According to the majority of countries worldwide and the UN, the West Bank and Gaza should be the basis for a future Palestinian state.  Of course, the presence and continued expansion of Israeli settlements represent a serious obstacle to achieving a comprehensive, just and lasting peace between Israelis and Palestinians. Canada’s official policy on Israel-Palestine states that the “settlements” constitute a serious obstacle to peace. That being said, the Canadian government rarely condemns Israel’s illegal settlements and even has a free trade agreement with Israel which encompasses Israel’s settlements. As such, Canadian leaders must do their part to oppose the construction of illegal Israeli settlements on Palestinian land. Canadian politicians must loudly condemn the settlement enterprise, and underscore that these settlements are a major impediment to peace. Continue reading




Balance Canada’s Voting Record at the UN
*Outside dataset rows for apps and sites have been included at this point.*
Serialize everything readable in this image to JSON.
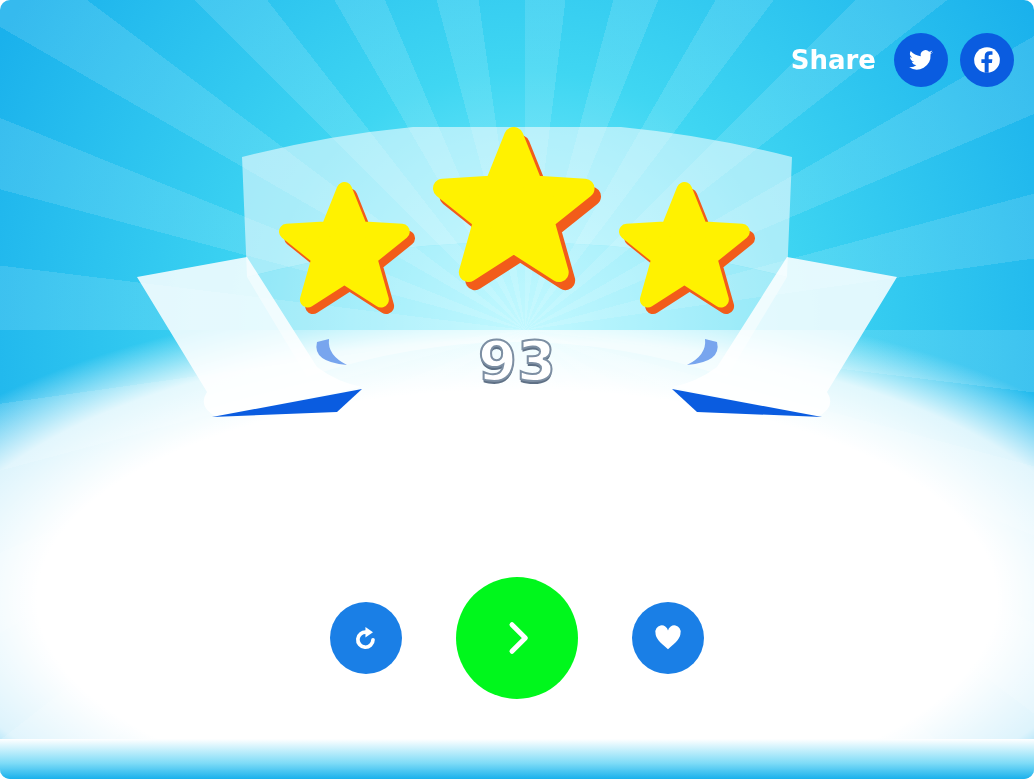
{
  "share": {
    "label": "Share",
    "buttons": [
      {
        "kind": "twitter"
      },
      {
        "kind": "facebook"
      }
    ]
  },
  "result": {
    "stars": 3,
    "score": "93"
  },
  "actions": [
    {
      "kind": "replay"
    },
    {
      "kind": "next"
    },
    {
      "kind": "like"
    }
  ]
}
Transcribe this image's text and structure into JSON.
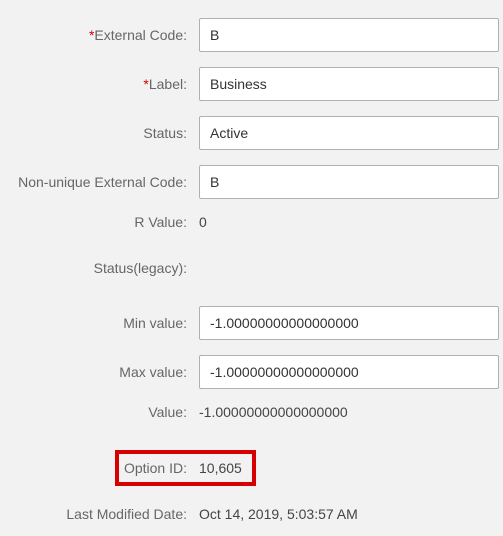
{
  "fields": {
    "external_code": {
      "label": "External Code:",
      "value": "B",
      "required": true
    },
    "label_field": {
      "label": "Label:",
      "value": "Business",
      "required": true
    },
    "status": {
      "label": "Status:",
      "value": "Active"
    },
    "nonunique_code": {
      "label": "Non-unique External Code:",
      "value": "B"
    },
    "r_value": {
      "label": "R Value:",
      "value": "0"
    },
    "status_legacy": {
      "label": "Status(legacy):",
      "value": ""
    },
    "min_value": {
      "label": "Min value:",
      "value": "-1.00000000000000000"
    },
    "max_value": {
      "label": "Max value:",
      "value": "-1.00000000000000000"
    },
    "value": {
      "label": "Value:",
      "value": "-1.00000000000000000"
    },
    "option_id": {
      "label": "Option ID:",
      "value": "10,605"
    },
    "last_modified": {
      "label": "Last Modified Date:",
      "value": "Oct 14, 2019, 5:03:57 AM"
    }
  }
}
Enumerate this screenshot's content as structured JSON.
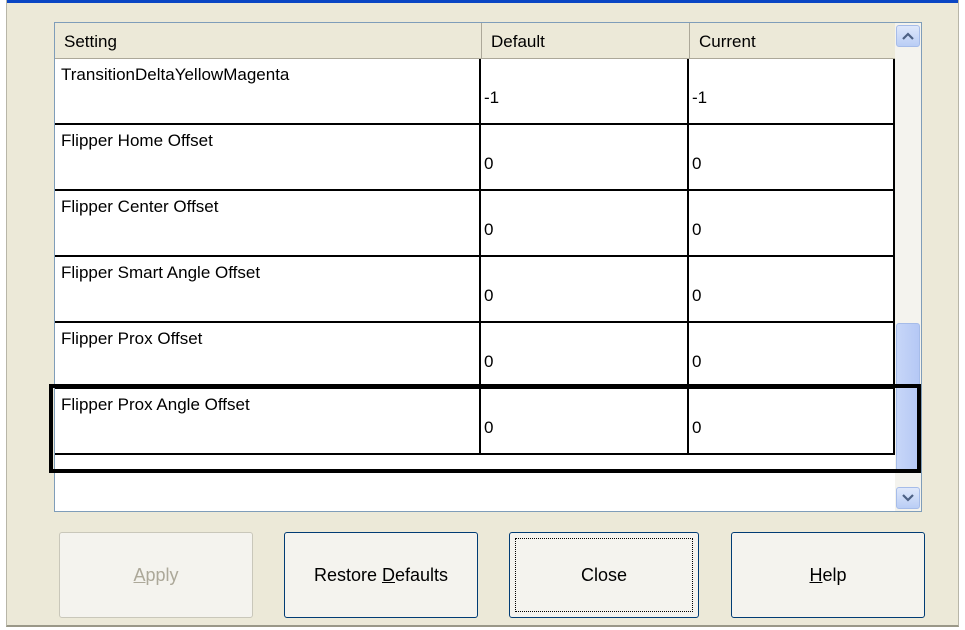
{
  "table": {
    "headers": {
      "setting": "Setting",
      "default": "Default",
      "current": "Current"
    },
    "rows": [
      {
        "setting": "TransitionDeltaYellowMagenta",
        "default": "-1",
        "current": "-1"
      },
      {
        "setting": "Flipper Home Offset",
        "default": "0",
        "current": "0"
      },
      {
        "setting": "Flipper Center Offset",
        "default": "0",
        "current": "0"
      },
      {
        "setting": "Flipper Smart Angle Offset",
        "default": "0",
        "current": "0"
      },
      {
        "setting": "Flipper Prox Offset",
        "default": "0",
        "current": "0"
      },
      {
        "setting": "Flipper Prox Angle Offset",
        "default": "0",
        "current": "0"
      }
    ]
  },
  "buttons": {
    "apply": {
      "prefix": "",
      "accel": "A",
      "rest": "pply"
    },
    "restore_defaults": {
      "prefix": "Restore ",
      "accel": "D",
      "rest": "efaults"
    },
    "close": "Close",
    "help": {
      "prefix": "",
      "accel": "H",
      "rest": "elp"
    }
  },
  "scrollbar": {
    "position_fraction": 1.0
  }
}
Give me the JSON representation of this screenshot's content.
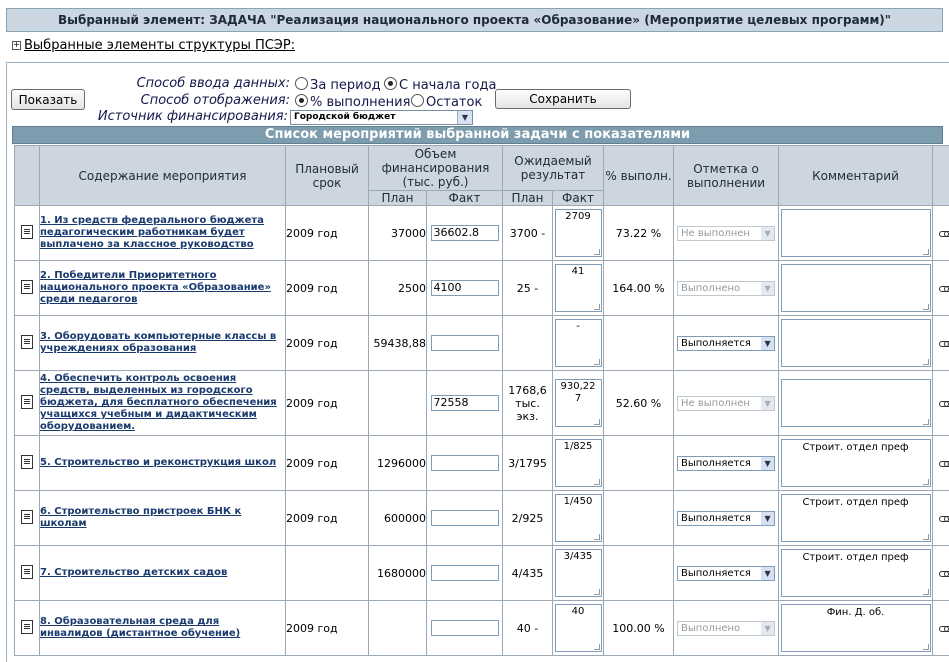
{
  "title": "Выбранный элемент: ЗАДАЧА \"Реализация национального проекта «Образование» (Мероприятие целевых программ)\"",
  "structure_toggle": "+",
  "structure_link": "Выбранные элементы структуры ПСЭР:",
  "controls": {
    "input_mode_label": "Способ ввода данных:",
    "input_mode_options": [
      "За период",
      "С начала года"
    ],
    "display_mode_label": "Способ отображения:",
    "display_mode_options": [
      "% выполнения",
      "Остаток"
    ],
    "funding_label": "Источник финансирования:",
    "funding_value": "Городской бюджет",
    "show_button": "Показать",
    "save_button": "Сохранить"
  },
  "list_title": "Список мероприятий выбранной задачи с показателями",
  "headers": {
    "content": "Содержание мероприятия",
    "term": "Плановый срок",
    "funding": "Объем финансирования (тыс. руб.)",
    "result": "Ожидаемый результат",
    "percent": "% выполн.",
    "mark": "Отметка о выполнении",
    "comment": "Комментарий",
    "plan": "План",
    "fact": "Факт"
  },
  "rows": [
    {
      "name": "1. Из средств федерального бюджета педагогическим работникам будет выплачено за классное руководство",
      "term": "2009 год",
      "fund_plan": "37000",
      "fund_fact": "36602.8",
      "res_plan": "3700 -",
      "res_fact": "2709",
      "percent": "73.22 %",
      "status": "Не выполнен",
      "comment": ""
    },
    {
      "name": "2. Победители Приоритетного национального проекта «Образование» среди педагогов",
      "term": "2009 год",
      "fund_plan": "2500",
      "fund_fact": "4100",
      "res_plan": "25 -",
      "res_fact": "41",
      "percent": "164.00 %",
      "status": "Выполнено",
      "comment": ""
    },
    {
      "name": "3. Оборудовать компьютерные классы в учреждениях образования",
      "term": "2009 год",
      "fund_plan": "59438,88",
      "fund_fact": "",
      "res_plan": "",
      "res_fact": "-",
      "percent": "",
      "status": "Выполняется",
      "comment": ""
    },
    {
      "name": "4. Обеспечить контроль освоения средств, выделенных из городского бюджета, для бесплатного обеспечения учащихся учебным и дидактическим оборудованием.",
      "term": "2009 год",
      "fund_plan": "",
      "fund_fact": "72558",
      "res_plan": "1768,6 тыс. экз.",
      "res_fact": "930,227",
      "percent": "52.60 %",
      "status": "Не выполнен",
      "comment": ""
    },
    {
      "name": "5. Строительство и реконструкция школ",
      "term": "2009 год",
      "fund_plan": "1296000",
      "fund_fact": "",
      "res_plan": "3/1795",
      "res_fact": "1/825",
      "percent": "",
      "status": "Выполняется",
      "comment": "Строит. отдел преф"
    },
    {
      "name": "6. Строительство пристроек БНК к школам",
      "term": "2009 год",
      "fund_plan": "600000",
      "fund_fact": "",
      "res_plan": "2/925",
      "res_fact": "1/450",
      "percent": "",
      "status": "Выполняется",
      "comment": "Строит. отдел преф"
    },
    {
      "name": "7. Строительство детских садов",
      "term": "",
      "fund_plan": "1680000",
      "fund_fact": "",
      "res_plan": "4/435",
      "res_fact": "3/435",
      "percent": "",
      "status": "Выполняется",
      "comment": "Строит. отдел преф"
    },
    {
      "name": "8. Образовательная среда для инвалидов (дистантное обучение)",
      "term": "2009 год",
      "fund_plan": "",
      "fund_fact": "",
      "res_plan": "40 -",
      "res_fact": "40",
      "percent": "100.00 %",
      "status": "Выполнено",
      "comment": "Фин. Д. об."
    }
  ]
}
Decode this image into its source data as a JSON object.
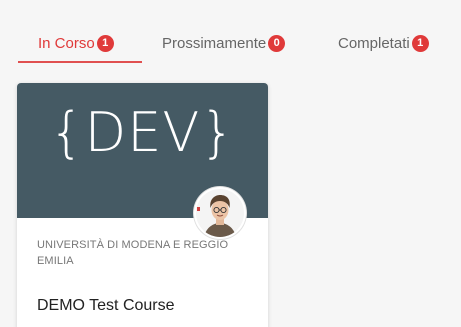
{
  "tabs": [
    {
      "label": "In Corso",
      "badge": "1"
    },
    {
      "label": "Prossimamente",
      "badge": "0"
    },
    {
      "label": "Completati",
      "badge": "1"
    }
  ],
  "active_tab": "In Corso",
  "colors": {
    "accent": "#e03a3a",
    "banner": "#455a64"
  },
  "course": {
    "banner_text": "{DEV}",
    "institution": "UNIVERSITÀ DI MODENA E REGGIO EMILIA",
    "title": "DEMO Test Course",
    "avatar": "instructor-avatar"
  }
}
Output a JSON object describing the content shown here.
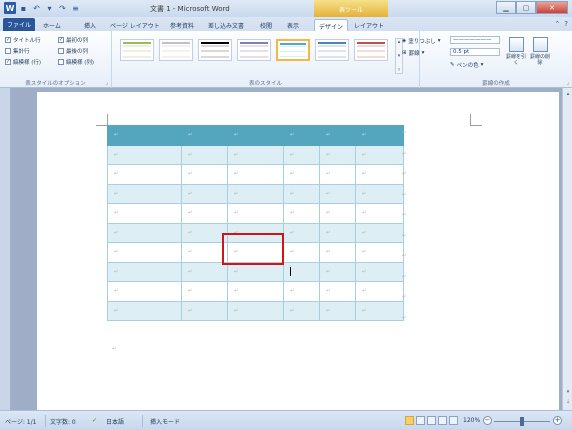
{
  "window": {
    "title": "文書 1 - Microsoft Word",
    "context_tab_group": "表ツール"
  },
  "tabs": [
    {
      "label": "ファイル"
    },
    {
      "label": "ホーム"
    },
    {
      "label": "挿入"
    },
    {
      "label": "ページ レイアウト"
    },
    {
      "label": "参考資料"
    },
    {
      "label": "差し込み文書"
    },
    {
      "label": "校閲"
    },
    {
      "label": "表示"
    },
    {
      "label": "デザイン"
    },
    {
      "label": "レイアウト"
    }
  ],
  "active_tab": "デザイン",
  "ribbon": {
    "style_options": {
      "group_label": "表スタイルのオプション",
      "options": [
        {
          "label": "タイトル行",
          "checked": true
        },
        {
          "label": "最初の列",
          "checked": true
        },
        {
          "label": "集計行",
          "checked": false
        },
        {
          "label": "最後の列",
          "checked": false
        },
        {
          "label": "縞模様 (行)",
          "checked": true
        },
        {
          "label": "縞模様 (列)",
          "checked": false
        }
      ]
    },
    "table_styles": {
      "group_label": "表のスタイル",
      "shading_label": "塗りつぶし",
      "borders_label": "罫線"
    },
    "draw_borders": {
      "group_label": "罫線の作成",
      "pen_weight": "0.5 pt",
      "pen_color_label": "ペンの色",
      "draw_table_label": "罫線を引く",
      "eraser_label": "罫線の削除"
    }
  },
  "statusbar": {
    "page": "ページ: 1/1",
    "word_count": "文字数: 0",
    "language": "日本語",
    "mode": "挿入モード",
    "zoom": "120%"
  },
  "colors": {
    "header_row": "#53a6bd",
    "band_row": "#ddeff4",
    "highlight": "#d0141c"
  },
  "table": {
    "rows": 10,
    "cols": 6,
    "cell_mark": "↵",
    "cursor_cell": {
      "row": 7,
      "col": 3
    }
  }
}
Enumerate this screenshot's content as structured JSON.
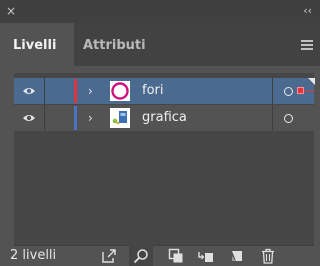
{
  "panel": {
    "close_glyph": "×",
    "collapse_glyph": "‹‹",
    "tabs": [
      {
        "label": "Livelli",
        "active": true
      },
      {
        "label": "Attributi",
        "active": false
      }
    ],
    "menu_icon": "hamburger-menu-icon"
  },
  "layers": [
    {
      "name": "fori",
      "color": "#e2343c",
      "visible": true,
      "selected": true,
      "thumbnail": "magenta-ring"
    },
    {
      "name": "grafica",
      "color": "#4a73c7",
      "visible": true,
      "selected": false,
      "thumbnail": "graphic-preview"
    }
  ],
  "colors": {
    "panel_bg": "#535353",
    "selected_row": "#4b6a8f",
    "accent_magenta": "#d0127f"
  },
  "footer": {
    "layer_count": "2 livelli",
    "buttons": [
      "export-icon",
      "search-icon",
      "clipping-mask-icon",
      "new-sublayer-icon",
      "new-layer-icon",
      "delete-icon"
    ]
  }
}
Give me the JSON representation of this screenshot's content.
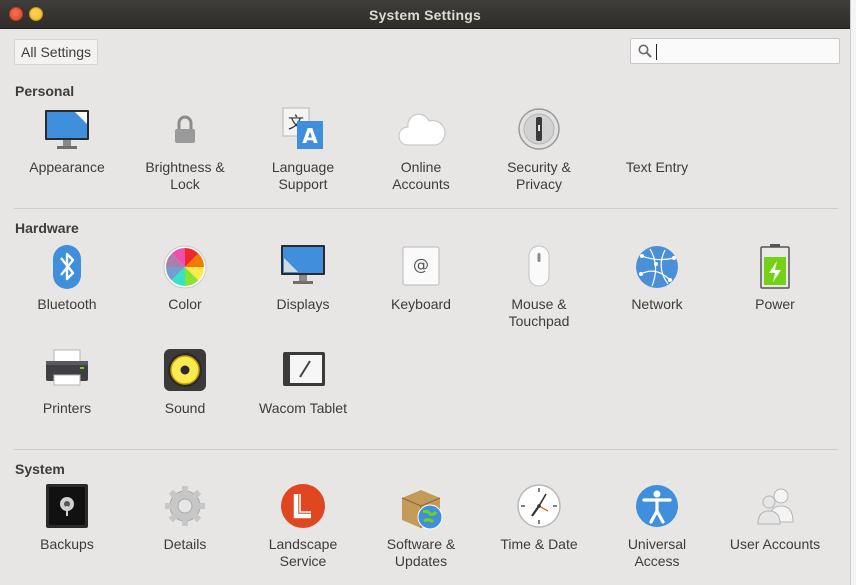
{
  "window": {
    "title": "System Settings"
  },
  "toolbar": {
    "all_settings_label": "All Settings"
  },
  "search": {
    "value": "",
    "placeholder": ""
  },
  "sections": {
    "personal": {
      "title": "Personal",
      "items": [
        "Appearance",
        "Brightness &\nLock",
        "Language\nSupport",
        "Online\nAccounts",
        "Security &\nPrivacy",
        "Text Entry"
      ]
    },
    "hardware": {
      "title": "Hardware",
      "items": [
        "Bluetooth",
        "Color",
        "Displays",
        "Keyboard",
        "Mouse &\nTouchpad",
        "Network",
        "Power",
        "Printers",
        "Sound",
        "Wacom Tablet"
      ]
    },
    "system": {
      "title": "System",
      "items": [
        "Backups",
        "Details",
        "Landscape\nService",
        "Software &\nUpdates",
        "Time & Date",
        "Universal\nAccess",
        "User Accounts"
      ]
    }
  },
  "icons": {
    "accent_blue": "#4a90d9",
    "landscape_red": "#e0461f",
    "power_green": "#73d216"
  }
}
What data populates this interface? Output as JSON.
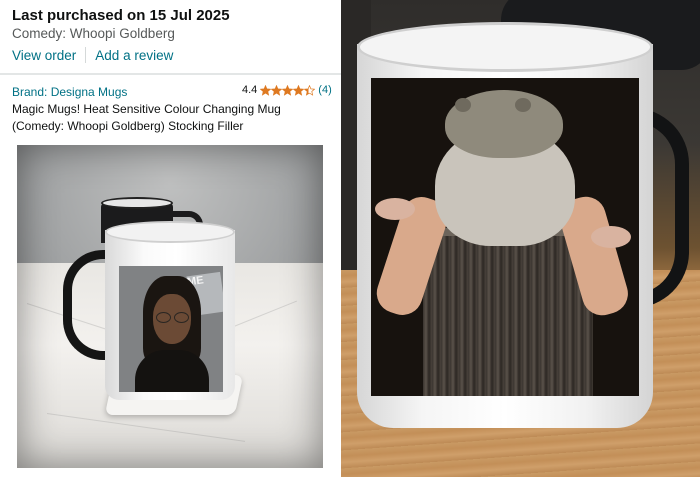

The question of Palestine and related issues have been the subject of numerous resolutions adopted by the Assembly. In fact, every year, there are at least 16 General Assembly resolutions passed on the question of Palestine. These resolutions seek to affirm the right of Palestinians to self-determination, their sovereignty over natural resources, the illegality of Israeli settlements, and so forth. Especially since 2011, Canada’s voting at the UN seems intended to shield Israel from criticism for its human rights abuses against Palestinians. This pattern runs counter to Canada’s own official policy on Israel-Palestine. This pattern also puts Canada in a small losing minority at the UN. As such, Canada should adjust its voting in the UN General Assembly so as to bring it in line with its own official policy on Israel-Palestine. It should begin by supporting resolutions which 1) condemn illegal Israeli “settlements,” 2) support the applicability of the Fourth Geneva Convention to the occupied Palestinian territory, and 3) oppose the illegal annexation of Jerusalem. Continue reading




Pressure Israel Economically

Many have suggested that economic pressure may be a way to prompt Israel to curtail its human rights abuses against Palestinians.  There are many ways to accomplish this, including, but not limited to, the international Boycott, Divestment, and Sanctions (BDS) movement, launched in 2005 by Palestinian civil society organizations to apply economic pressure on Israel. Canada has failed to impose any economic pressure on Israel to improve its human rights record. Rather, in 2018, the Canadian government introduced a modernized version of the Canada-Israel Free Trade Agreement, prolonging preferential trade agreements with Israel. Canadian leaders should refrain from disparaging the use of economic pressure tactics against Israel, and should instead reflect on the movements’ grassroots popularity and successes.   Continue reading